Monday, August 12, 2013

Figuring Out Flooring

So a discussion with my brother over the weekend made me wonder exactly how much more energy we would have to pay to run a heated floor in. The heat mats that Home Depot sells claim to use 28% less energy, but our question was... 28% of what?

And if it does raise our energy costs, would dishing out an extra $1000 to put in a heated floor be worth it if you have to be careful not to use it too much?

I've been thinking about it all weekend, and have come to this conclusion: I'll put it in the kitchen, and if the energy costs are reasonable, we will consider putting it into the rest of the downstairs when we redo the rest of the floors.  If it does raise our energy costs up too much, then we know for sure that we won't install radiant heating anywhere else. After all, the kitchen and bathroom are the two places that, if you had to choose rooms for radiant heating, would be the prime candidates.

But there's one catch. We were told at Home Depot that you cannot put these heat mats directly on cement because the efficiency will go way down due to loss of heat through the cement. You MUST insulate the floors first.

What this means for us is a layer of floor insulation, plywood on top of that, then the heat mat, the mortar and  finally the tile and grout. What it also means is ..... wait for it.........that we don't have to remove the old linoleum glue off the floor anymore!!!!!!!  ALL THAT WORK and it wasn't even necessary! Can you hear my brother's heart sink in agony?

So that meant.... redoing the doorway. We estimate that we will need an additional 2 inches of space on the floor to install the insulation. It also means that there will be a "lip" in the floor when you go from the rec room into the kitchen -- well, at least for the time being.


But regardless, lots got done today. The insulation was installed and sealed in the wall. Some new drywall was installed as well.

The door was supposed to be secured in today, but because of the change in floor height, they had to remove it and heighten the top 2.5 inches to compensate. 

And over the weekend, we had an electrician do up all the wiring for the kitchen. The work involves moving the plug for the oven to its new location, installing new sockets to feed the new position of the fridge and the microwave, installing a brand new power source for the dishwasher, garburator and lights over the sink, and other things. I didn't realize so much work went into just wiring a kitchen! He worked for almost two full days to get it all together.

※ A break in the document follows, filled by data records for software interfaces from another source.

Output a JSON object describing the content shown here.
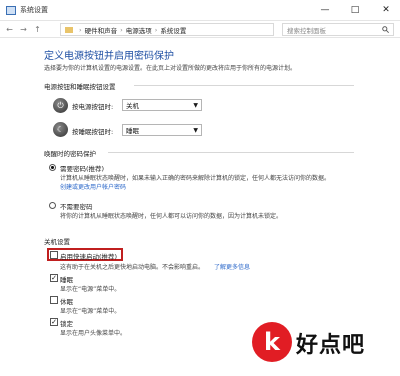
{
  "window": {
    "title": "系统设置",
    "minimize": "—",
    "maximize": "□",
    "close": "✕"
  },
  "nav": {
    "back": "←",
    "forward": "→",
    "up": "↑"
  },
  "breadcrumb": [
    "硬件和声音",
    "电源选项",
    "系统设置"
  ],
  "breadcrumb_sep": "›",
  "search": {
    "placeholder": "搜索控制面板",
    "icon": "search-icon"
  },
  "page": {
    "title": "定义电源按钮并启用密码保护",
    "subtitle": "选择要为你的计算机设置的电源设置。在此页上对设置所做的更改将应用于你所有的电源计划。"
  },
  "power_buttons": {
    "heading": "电源按钮和睡眠按钮设置",
    "rows": [
      {
        "label": "按电源按钮时:",
        "value": "关机",
        "icon": "power-icon"
      },
      {
        "label": "按睡眠按钮时:",
        "value": "睡眠",
        "icon": "moon-icon"
      }
    ]
  },
  "password": {
    "heading": "唤醒时的密码保护",
    "options": [
      {
        "label": "需要密码(推荐)",
        "selected": true,
        "desc": "计算机从睡眠状态唤醒时，如果未输入正确的密码来解除计算机的锁定，任何人都无法访问你的数据。",
        "link": "创建或更改用户帐户密码"
      },
      {
        "label": "不需要密码",
        "selected": false,
        "desc": "将你的计算机从睡眠状态唤醒时，任何人都可以访问你的数据，因为计算机未锁定。"
      }
    ]
  },
  "shutdown": {
    "heading": "关机设置",
    "items": [
      {
        "label": "启用快速启动(推荐)",
        "checked": false,
        "desc": "这有助于在关机之后更快地启动电脑。不会影响重启。",
        "link": "了解更多信息"
      },
      {
        "label": "睡眠",
        "checked": true,
        "desc": "显示在“电源”菜单中。"
      },
      {
        "label": "休眠",
        "checked": false,
        "desc": "显示在“电源”菜单中。"
      },
      {
        "label": "锁定",
        "checked": true,
        "desc": "显示在用户头像菜单中。"
      }
    ]
  },
  "watermark": {
    "mark": "k",
    "text": "好点吧"
  },
  "colors": {
    "heading": "#1e4fa3",
    "link": "#2a67c9",
    "highlight": "#c01f1f",
    "watermark": "#e11d24"
  }
}
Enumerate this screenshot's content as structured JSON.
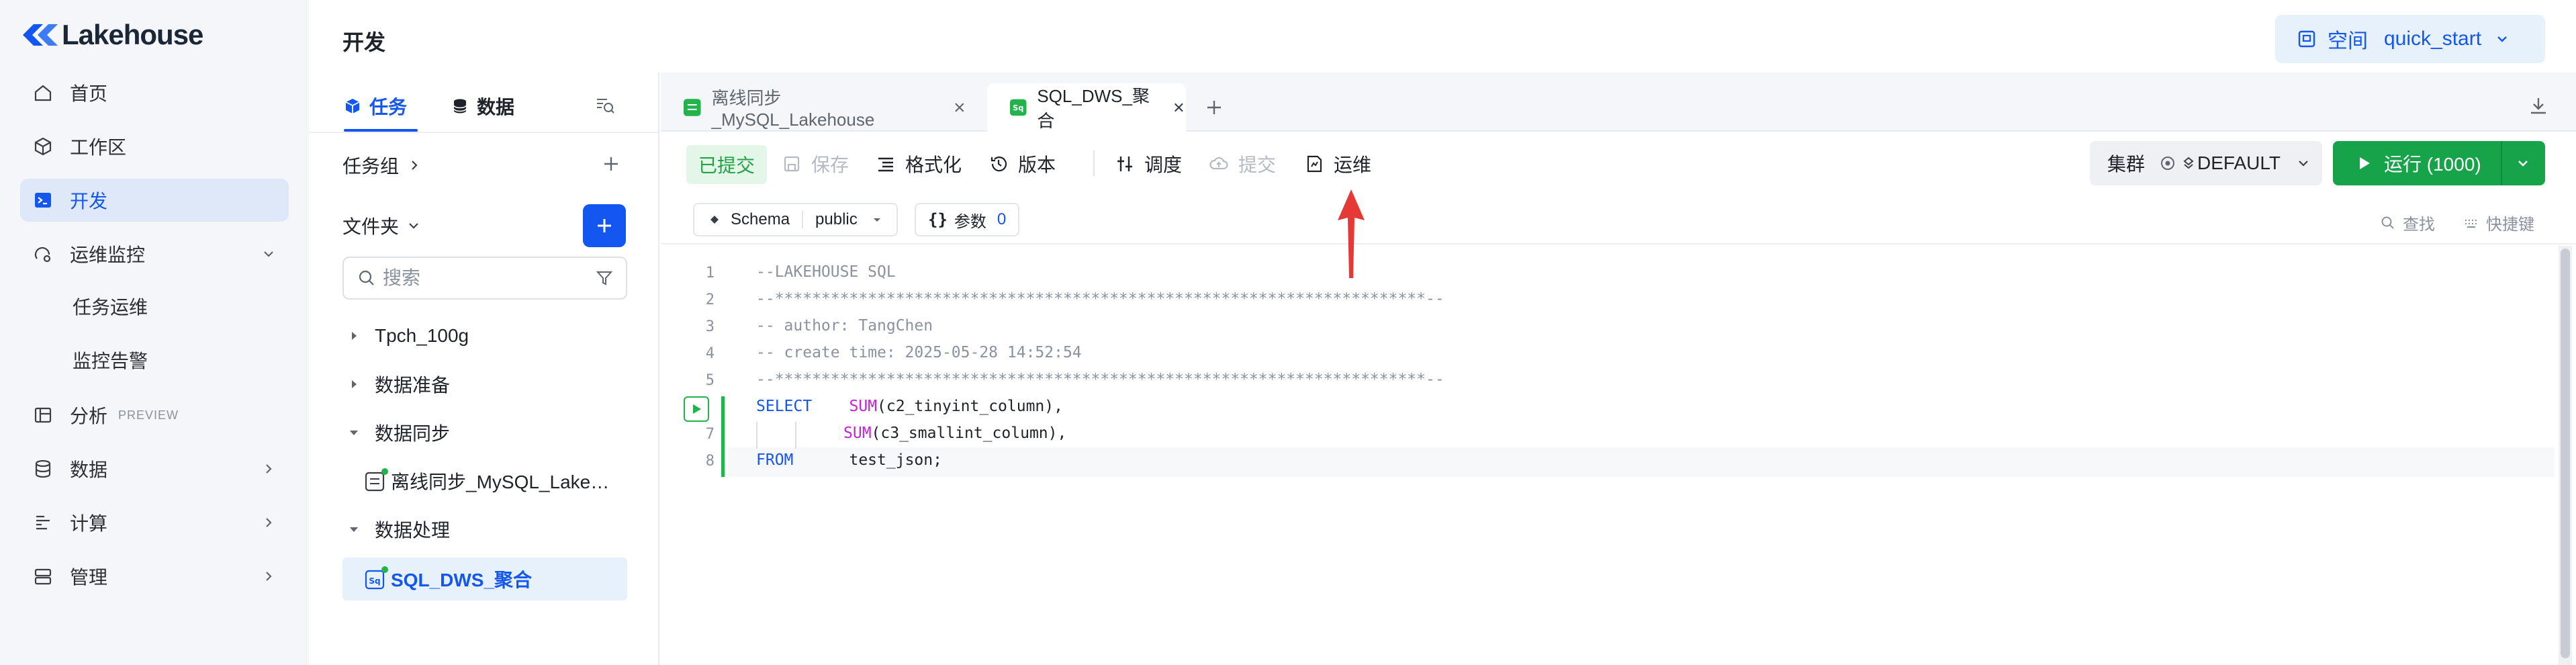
{
  "app": {
    "logo_text": "Lakehouse",
    "page_title": "开发"
  },
  "nav": {
    "items": [
      {
        "label": "首页",
        "icon": "home-icon"
      },
      {
        "label": "工作区",
        "icon": "cube-icon"
      },
      {
        "label": "开发",
        "icon": "terminal-icon",
        "active": true
      },
      {
        "label": "运维监控",
        "icon": "monitor-icon",
        "expanded": true
      },
      {
        "label": "分析",
        "icon": "analysis-icon",
        "tag": "PREVIEW"
      },
      {
        "label": "数据",
        "icon": "database-icon"
      },
      {
        "label": "计算",
        "icon": "compute-icon"
      },
      {
        "label": "管理",
        "icon": "manage-icon"
      }
    ],
    "sub_items": [
      "任务运维",
      "监控告警"
    ]
  },
  "space": {
    "label": "空间",
    "value": "quick_start"
  },
  "panel": {
    "tab_task": "任务",
    "tab_data": "数据",
    "task_group": "任务组",
    "folder": "文件夹",
    "search_placeholder": "搜索",
    "tree": [
      {
        "label": "Tpch_100g",
        "type": "folder",
        "expanded": false
      },
      {
        "label": "数据准备",
        "type": "folder",
        "expanded": false
      },
      {
        "label": "数据同步",
        "type": "folder",
        "expanded": true
      },
      {
        "label": "离线同步_MySQL_Lake…",
        "type": "sync-task"
      },
      {
        "label": "数据处理",
        "type": "folder",
        "expanded": true
      },
      {
        "label": "SQL_DWS_聚合",
        "type": "sql-task",
        "selected": true
      }
    ]
  },
  "editor_tabs": [
    {
      "label": "离线同步_MySQL_Lakehouse",
      "active": false
    },
    {
      "label": "SQL_DWS_聚合",
      "active": true
    }
  ],
  "toolbar": {
    "submitted": "已提交",
    "save": "保存",
    "format": "格式化",
    "version": "版本",
    "schedule": "调度",
    "submit": "提交",
    "ops": "运维",
    "cluster_label": "集群",
    "cluster_value": "DEFAULT",
    "run": "运行 (1000)"
  },
  "schema_bar": {
    "schema_label": "Schema",
    "schema_value": "public",
    "params_label": "参数",
    "params_count": "0",
    "find": "查找",
    "shortcuts": "快捷键"
  },
  "code": {
    "lines": [
      {
        "n": "1",
        "text": "--LAKEHOUSE SQL"
      },
      {
        "n": "2",
        "text": "--**********************************************************************--"
      },
      {
        "n": "3",
        "text": "-- author: TangChen"
      },
      {
        "n": "4",
        "text": "-- create time: 2025-05-28 14:52:54"
      },
      {
        "n": "5",
        "text": "--**********************************************************************--"
      },
      {
        "n": "6",
        "kw": "SELECT",
        "fn": "SUM",
        "rest": "(c2_tinyint_column),"
      },
      {
        "n": "7",
        "fn": "SUM",
        "rest": "(c3_smallint_column),"
      },
      {
        "n": "8",
        "kw": "FROM",
        "rest": "test_json;"
      }
    ]
  },
  "colors": {
    "accent": "#1456f0",
    "success": "#16a34a",
    "annotation": "#e53935"
  }
}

Tomorrow a pipe fitter friend of my brother will come and re-position the plumbing so that we can have the sink in the peninsula. And apparently, I am not supposed to call him a plumber. He's actually a very highly skilled piping specialist for places like big chemical plants and industrial structures. It's basically being an engineer/chemist and requires a higher level of education. So.... Peter, the pipe fitter, NOT the plumber!


  1. Stumbled on your blog and its an interesting read on renos etc. Just wondering though ....So did you shop around for other heated floor options? Why Home Depot? most reasonable in price?

    1. Thanks for your advice and your comments about my blog!

      Home Depot sells the Warmly Yours and True Comfort systems, and the price point was about the same as NuHeat except that they have much more complicated installation procedures and, from what I can tell, are not as reputable. There are apparently only 3 companies that meet the Canadian standards for in-floor heating, so I assume these are the three.

  2. I saw your newest post...thanks! We're not redoing a kitchen but the lower level of our house and we have come to a standstill on flooring over concrete. I can't believe how much this has helped. Thanks again and can't wait to see it all turn out:)

    1. Aw I'm so glad my random thoughts are helping! Good luck with your reno and let me know how it's going! If you send me pics of before and after I would love to post it here!